Task input –
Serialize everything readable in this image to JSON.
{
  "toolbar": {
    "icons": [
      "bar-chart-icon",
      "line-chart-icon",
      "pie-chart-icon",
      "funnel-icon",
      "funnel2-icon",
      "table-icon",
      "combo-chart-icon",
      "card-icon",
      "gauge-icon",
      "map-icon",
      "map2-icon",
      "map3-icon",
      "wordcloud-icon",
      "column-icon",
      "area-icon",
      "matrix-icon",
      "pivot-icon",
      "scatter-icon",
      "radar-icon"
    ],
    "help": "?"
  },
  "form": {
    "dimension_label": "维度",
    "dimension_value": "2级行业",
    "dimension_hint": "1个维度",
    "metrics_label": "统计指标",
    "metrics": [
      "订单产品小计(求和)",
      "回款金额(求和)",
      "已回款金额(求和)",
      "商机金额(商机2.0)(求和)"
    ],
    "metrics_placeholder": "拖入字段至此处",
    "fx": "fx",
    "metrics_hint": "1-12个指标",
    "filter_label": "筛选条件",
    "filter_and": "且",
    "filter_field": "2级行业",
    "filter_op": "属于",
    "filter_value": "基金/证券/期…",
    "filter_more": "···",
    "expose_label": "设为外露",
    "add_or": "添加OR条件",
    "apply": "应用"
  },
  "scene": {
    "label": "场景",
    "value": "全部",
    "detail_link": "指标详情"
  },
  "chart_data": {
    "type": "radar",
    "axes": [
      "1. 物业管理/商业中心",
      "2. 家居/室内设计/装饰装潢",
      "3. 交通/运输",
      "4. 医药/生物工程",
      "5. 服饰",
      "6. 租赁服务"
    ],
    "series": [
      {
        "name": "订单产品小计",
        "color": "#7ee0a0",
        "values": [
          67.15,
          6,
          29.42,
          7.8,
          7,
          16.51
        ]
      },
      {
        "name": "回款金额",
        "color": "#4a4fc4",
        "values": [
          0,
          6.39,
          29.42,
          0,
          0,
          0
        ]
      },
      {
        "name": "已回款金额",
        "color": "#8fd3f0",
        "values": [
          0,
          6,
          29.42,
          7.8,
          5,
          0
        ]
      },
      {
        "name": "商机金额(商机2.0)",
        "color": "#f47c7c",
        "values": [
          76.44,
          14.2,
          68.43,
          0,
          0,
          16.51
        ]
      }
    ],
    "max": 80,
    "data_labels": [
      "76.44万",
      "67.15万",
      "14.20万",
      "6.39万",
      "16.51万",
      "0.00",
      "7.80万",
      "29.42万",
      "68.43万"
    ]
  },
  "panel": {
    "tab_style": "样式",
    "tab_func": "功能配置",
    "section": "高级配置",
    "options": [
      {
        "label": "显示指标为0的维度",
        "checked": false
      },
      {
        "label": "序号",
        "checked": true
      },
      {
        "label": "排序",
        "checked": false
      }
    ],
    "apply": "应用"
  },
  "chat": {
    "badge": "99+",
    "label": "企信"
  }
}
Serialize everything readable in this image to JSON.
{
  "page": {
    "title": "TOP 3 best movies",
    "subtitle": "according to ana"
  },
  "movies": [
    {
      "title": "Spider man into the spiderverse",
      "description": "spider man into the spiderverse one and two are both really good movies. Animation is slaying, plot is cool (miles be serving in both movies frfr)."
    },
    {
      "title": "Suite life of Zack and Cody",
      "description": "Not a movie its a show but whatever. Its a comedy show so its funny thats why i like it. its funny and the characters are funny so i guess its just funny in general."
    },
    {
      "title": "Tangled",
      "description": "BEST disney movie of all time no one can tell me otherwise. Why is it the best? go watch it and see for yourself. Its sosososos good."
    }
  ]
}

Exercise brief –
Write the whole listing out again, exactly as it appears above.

The answer –
Serialize everything readable in this image to JSON.
{
  "toolbar": {
    "icons": [
      "bar-chart-icon",
      "line-chart-icon",
      "pie-chart-icon",
      "funnel-icon",
      "funnel2-icon",
      "table-icon",
      "combo-chart-icon",
      "card-icon",
      "gauge-icon",
      "map-icon",
      "map2-icon",
      "map3-icon",
      "wordcloud-icon",
      "column-icon",
      "area-icon",
      "matrix-icon",
      "pivot-icon",
      "scatter-icon",
      "radar-icon"
    ],
    "help": "?"
  },
  "form": {
    "dimension_label": "维度",
    "dimension_value": "2级行业",
    "dimension_hint": "1个维度",
    "metrics_label": "统计指标",
    "metrics": [
      "订单产品小计(求和)",
      "回款金额(求和)",
      "已回款金额(求和)",
      "商机金额(商机2.0)(求和)"
    ],
    "metrics_placeholder": "拖入字段至此处",
    "fx": "fx",
    "metrics_hint": "1-12个指标",
    "filter_label": "筛选条件",
    "filter_and": "且",
    "filter_field": "2级行业",
    "filter_op": "属于",
    "filter_value": "基金/证券/期…",
    "filter_more": "···",
    "expose_label": "设为外露",
    "add_or": "添加OR条件",
    "apply": "应用"
  },
  "scene": {
    "label": "场景",
    "value": "全部",
    "detail_link": "指标详情"
  },
  "chart_data": {
    "type": "radar",
    "axes": [
      "1. 物业管理/商业中心",
      "2. 家居/室内设计/装饰装潢",
      "3. 交通/运输",
      "4. 医药/生物工程",
      "5. 服饰",
      "6. 租赁服务"
    ],
    "series": [
      {
        "name": "订单产品小计",
        "color": "#7ee0a0",
        "values": [
          67.15,
          6,
          29.42,
          7.8,
          7,
          16.51
        ]
      },
      {
        "name": "回款金额",
        "color": "#4a4fc4",
        "values": [
          0,
          6.39,
          29.42,
          0,
          0,
          0
        ]
      },
      {
        "name": "已回款金额",
        "color": "#8fd3f0",
        "values": [
          0,
          6,
          29.42,
          7.8,
          5,
          0
        ]
      },
      {
        "name": "商机金额(商机2.0)",
        "color": "#f47c7c",
        "values": [
          76.44,
          14.2,
          68.43,
          0,
          0,
          16.51
        ]
      }
    ],
    "max": 80,
    "data_labels": [
      "76.44万",
      "67.15万",
      "14.20万",
      "6.39万",
      "16.51万",
      "0.00",
      "7.80万",
      "29.42万",
      "68.43万"
    ]
  },
  "panel": {
    "tab_style": "样式",
    "tab_func": "功能配置",
    "section": "高级配置",
    "options": [
      {
        "label": "显示指标为0的维度",
        "checked": false
      },
      {
        "label": "序号",
        "checked": true
      },
      {
        "label": "排序",
        "checked": false
      }
    ],
    "apply": "应用"
  },
  "chat": {
    "badge": "99+",
    "label": "企信"
  }
}
Serialize everything readable in this image to JSON.
{
  "page": {
    "title": "TOP 3 best movies",
    "subtitle": "according to ana"
  },
  "movies": [
    {
      "title": "Spider man into the spiderverse",
      "description": "spider man into the spiderverse one and two are both really good movies. Animation is slaying, plot is cool (miles be serving in both movies frfr)."
    },
    {
      "title": "Suite life of Zack and Cody",
      "description": "Not a movie its a show but whatever. Its a comedy show so its funny thats why i like it. its funny and the characters are funny so i guess its just funny in general."
    },
    {
      "title": "Tangled",
      "description": "BEST disney movie of all time no one can tell me otherwise. Why is it the best? go watch it and see for yourself. Its sosososos good."
    }
  ]
}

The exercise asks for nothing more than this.